▶ _The problem_
The expected response is a copy of every line in the entries below that includes the word "quán".

--------------------------------------------------

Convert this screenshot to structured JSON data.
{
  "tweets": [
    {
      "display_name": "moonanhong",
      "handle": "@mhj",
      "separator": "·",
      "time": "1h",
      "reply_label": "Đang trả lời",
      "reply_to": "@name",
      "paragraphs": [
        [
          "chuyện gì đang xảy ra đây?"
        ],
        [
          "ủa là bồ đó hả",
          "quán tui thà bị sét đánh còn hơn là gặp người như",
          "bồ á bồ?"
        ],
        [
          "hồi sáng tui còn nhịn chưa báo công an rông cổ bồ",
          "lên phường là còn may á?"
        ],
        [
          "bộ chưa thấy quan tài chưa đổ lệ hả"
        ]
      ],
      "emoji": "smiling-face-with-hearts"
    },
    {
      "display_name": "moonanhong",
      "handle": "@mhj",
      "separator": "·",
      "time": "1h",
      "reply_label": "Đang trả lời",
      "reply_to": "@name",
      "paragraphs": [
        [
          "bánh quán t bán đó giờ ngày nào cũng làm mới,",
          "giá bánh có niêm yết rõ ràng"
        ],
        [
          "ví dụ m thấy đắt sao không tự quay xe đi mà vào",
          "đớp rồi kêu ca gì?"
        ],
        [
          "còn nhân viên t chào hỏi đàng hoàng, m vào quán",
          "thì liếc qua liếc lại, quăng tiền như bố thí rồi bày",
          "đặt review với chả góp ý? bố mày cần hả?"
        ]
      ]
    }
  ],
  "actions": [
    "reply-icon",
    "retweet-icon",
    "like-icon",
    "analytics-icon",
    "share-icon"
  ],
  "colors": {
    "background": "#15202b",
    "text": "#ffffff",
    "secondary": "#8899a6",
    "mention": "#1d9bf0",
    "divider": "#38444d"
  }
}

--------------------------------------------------

▶ _Answer section_
          "quán tui thà bị sét đánh còn hơn là gặp người như",
          "bánh quán t bán đó giờ ngày nào cũng làm mới,",
          "còn nhân viên t chào hỏi đàng hoàng, m vào quán",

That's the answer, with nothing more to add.